# How do you divide ( i+9) / (2i +2) in trigonometric form?

##### 1 Answer
Nov 20, 2016

$z = \frac{\sqrt{41}}{2} \left[\cos \left(- 0.6747\right) + i \sin \left(- 0.6747\right)\right]$.

#### Explanation:

First, rationalize the denominator to remove $i$ from it:

$\frac{i + 9}{2 i + 2} \textcolor{g r e e n}{\cdot \left(\frac{2 i - 2}{2 i - 2}\right)}$

$= \frac{2 {i}^{2} - 2 i + 18 i - 18}{4 {i}^{2} \cancel{- 4 i} \cancel{+ 4 i} - 4}$

$= \frac{- 2 + 16 i - 18}{- 4 - 4}$

$= \frac{- 20 + 16 i}{-} 8$

$= \frac{5}{2} - 2 i$

So this point can be written in $x + y i$ form as $\frac{5}{2} - 2 i$. Note: since $y < 0$ and $x > 0$, this point is in the bottom-right quadrant, ${Q}_{\text{IV}}$.
Next, find $r$, the length of the vector whose tip is at this point:

$r = \sqrt{{x}^{2} + {y}^{2}}$
$r = \sqrt{{\left(\frac{5}{2}\right)}^{2} + {\left(- 2\right)}^{2}}$
$r = \sqrt{\frac{25}{4} + 4}$
$r = \sqrt{\frac{41}{4}} = \frac{\sqrt{41}}{2}$

Finally, we need to find the angle $\theta$ this vector makes with the positive $x$-axis.

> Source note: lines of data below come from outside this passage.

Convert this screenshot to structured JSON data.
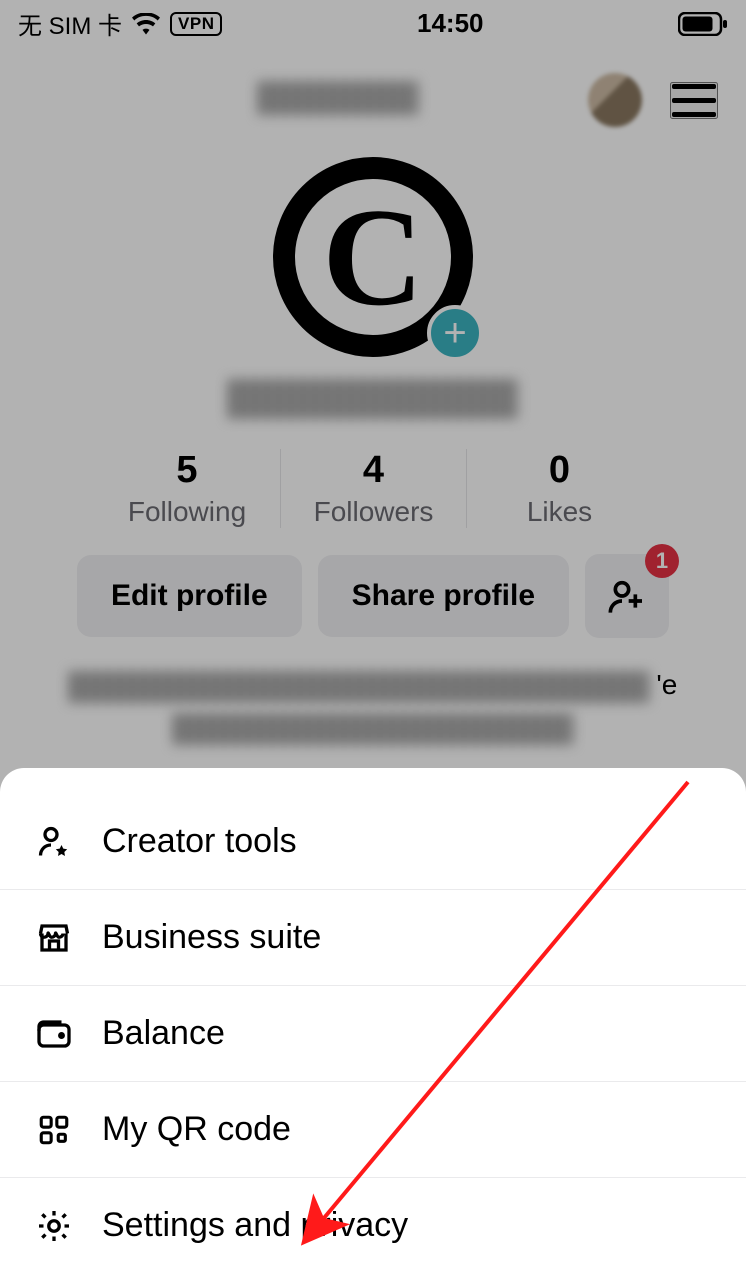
{
  "status": {
    "carrier": "无 SIM 卡",
    "vpn": "VPN",
    "time": "14:50"
  },
  "profile": {
    "avatar_letter": "C",
    "following_count": "5",
    "following_label": "Following",
    "followers_count": "4",
    "followers_label": "Followers",
    "likes_count": "0",
    "likes_label": "Likes",
    "edit_label": "Edit profile",
    "share_label": "Share profile",
    "add_friend_badge": "1"
  },
  "sheet": {
    "items": [
      {
        "label": "Creator tools"
      },
      {
        "label": "Business suite"
      },
      {
        "label": "Balance"
      },
      {
        "label": "My QR code"
      },
      {
        "label": "Settings and privacy"
      }
    ]
  }
}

This can be done using $\cos \theta = \frac{x}{r}$ or $\sin \theta = \frac{y}{r}$.

$\sin \theta = \frac{y}{r}$
$\implies \theta = {\sin}^{-} 1 \left(\frac{y}{r}\right)$
$\theta = {\sin}^{-} 1 \left(\frac{- 2}{\sqrt{41} / 2}\right)$
$\theta = {\sin}^{-} 1 \left(\frac{- 4}{\sqrt{41}}\right)$
thetaapprox-0.6747approx-38.66°

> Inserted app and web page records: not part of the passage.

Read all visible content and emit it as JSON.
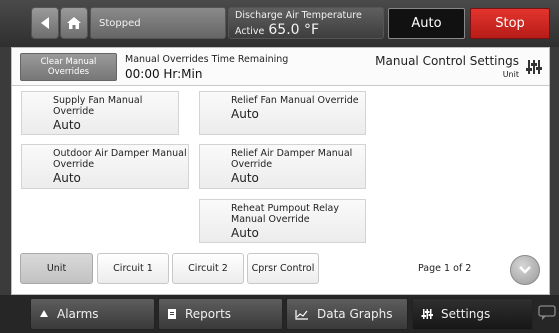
{
  "topbar": {
    "status": "Stopped",
    "discharge_title": "Discharge Air Temperature",
    "discharge_state": "Active",
    "discharge_value": "65.0 °F",
    "auto_label": "Auto",
    "stop_label": "Stop"
  },
  "header": {
    "clear_btn": "Clear Manual Overrides",
    "time_title": "Manual Overrides Time Remaining",
    "time_value": "00:00 Hr:Min",
    "section_title": "Manual Control Settings",
    "section_sub": "Unit"
  },
  "overrides": [
    {
      "label": "Supply Fan Manual Override",
      "value": "Auto"
    },
    {
      "label": "Relief Fan Manual Override",
      "value": "Auto"
    },
    {
      "label": "Outdoor Air Damper Manual Override",
      "value": "Auto"
    },
    {
      "label": "Relief Air Damper Manual Override",
      "value": "Auto"
    },
    {
      "label": "Reheat Pumpout Relay Manual Override",
      "value": "Auto"
    }
  ],
  "tabs": [
    "Unit",
    "Circuit 1",
    "Circuit 2",
    "Cprsr Control"
  ],
  "active_tab": "Unit",
  "page_indicator": "Page 1 of 2",
  "bottom_nav": [
    {
      "label": "Alarms",
      "icon": "bell-icon"
    },
    {
      "label": "Reports",
      "icon": "document-icon"
    },
    {
      "label": "Data Graphs",
      "icon": "graph-icon"
    },
    {
      "label": "Settings",
      "icon": "sliders-icon"
    }
  ],
  "colors": {
    "stop": "#cf2a25",
    "auto": "#111111",
    "active_nav": "#1f1f1f"
  }
}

Side note: Because ${\sin}^{-} 1$ can only return an angle between $- \frac{\pi}{2}$ and $+ \frac{\pi}{2}$ (that is, an angle in ${Q}_{\text{I}}$ or ${Q}_{\text{IV}}$), the $\theta$ we get by using ${\sin}^{-} 1$ should always be considered as the reference angle for our true angle. We then use the reference angle and the vector's quadrant to determine the true angle. In this case, the vector lies in ${Q}_{\text{IV}}$, so our reference angle happens to be the true angle.

To write the vector in trigonometric form, we note that $x = r \cos \theta$ and $y = r \cdot \sin \theta$. So our vector $z$ goes from
$z = x + i y$
to
$z = r \cos \theta + i \cdot r \sin \theta$
$= r \left(\cos \theta + i \sin \theta\right)$

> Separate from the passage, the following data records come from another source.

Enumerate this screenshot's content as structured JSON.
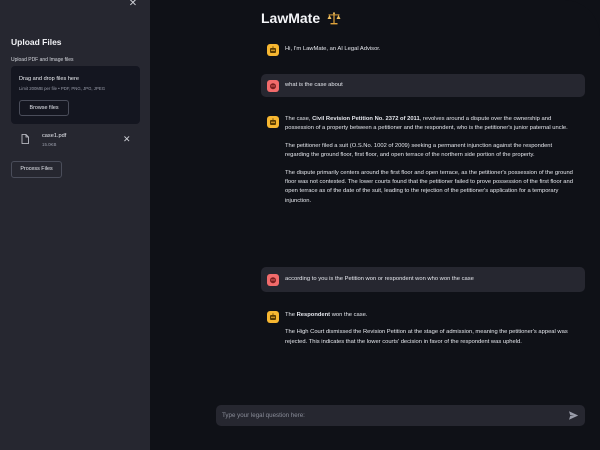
{
  "sidebar": {
    "title": "Upload Files",
    "subtitle": "Upload PDF and Image files",
    "dropzone": {
      "title": "Drag and drop files here",
      "limit": "Limit 200MB per file • PDF, PNG, JPG, JPEG",
      "browse_label": "Browse files"
    },
    "file": {
      "name": "case1.pdf",
      "size": "15.0KB"
    },
    "process_label": "Process Files"
  },
  "app": {
    "title": "LawMate"
  },
  "chat": {
    "greeting": "Hi, I'm LawMate, an AI Legal Advisor.",
    "user1": "what is the case about",
    "answer1": {
      "p1_pre": "The case, ",
      "p1_bold": "Civil Revision Petition No. 2372 of 2011",
      "p1_post": ", revolves around a dispute over the ownership and possession of a property between a petitioner and the respondent, who is the petitioner's junior paternal uncle.",
      "p2": "The petitioner filed a suit (O.S.No. 1002 of 2009) seeking a permanent injunction against the respondent regarding the ground floor, first floor, and open terrace of the northern side portion of the property.",
      "p3": "The dispute primarily centers around the first floor and open terrace, as the petitioner's possession of the ground floor was not contested. The lower courts found that the petitioner failed to prove possession of the first floor and open terrace as of the date of the suit, leading to the rejection of the petitioner's application for a temporary injunction."
    },
    "user2": "according to you is the Petition won or respondent won who won the case",
    "answer2": {
      "p1_pre": "The ",
      "p1_bold": "Respondent",
      "p1_post": " won the case.",
      "p2": "The High Court dismissed the Revision Petition at the stage of admission, meaning the petitioner's appeal was rejected. This indicates that the lower courts' decision in favor of the respondent was upheld."
    }
  },
  "input": {
    "placeholder": "Type your legal question here:"
  },
  "icons": {
    "close": "close-icon",
    "file": "file-icon",
    "remove": "remove-icon",
    "scale": "scale-icon",
    "bot": "bot-avatar-icon",
    "user": "user-avatar-icon",
    "send": "send-icon"
  },
  "colors": {
    "background": "#0f1117",
    "sidebar": "#262730",
    "bot_avatar": "#f7b731",
    "user_avatar": "#f26b6b"
  }
}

And since we now know $r$ and $\theta$, we can write
$z = \frac{\sqrt{41}}{2} \left[\cos \left(- 0.6747\right) + i \sin \left(- 0.6747\right)\right]$.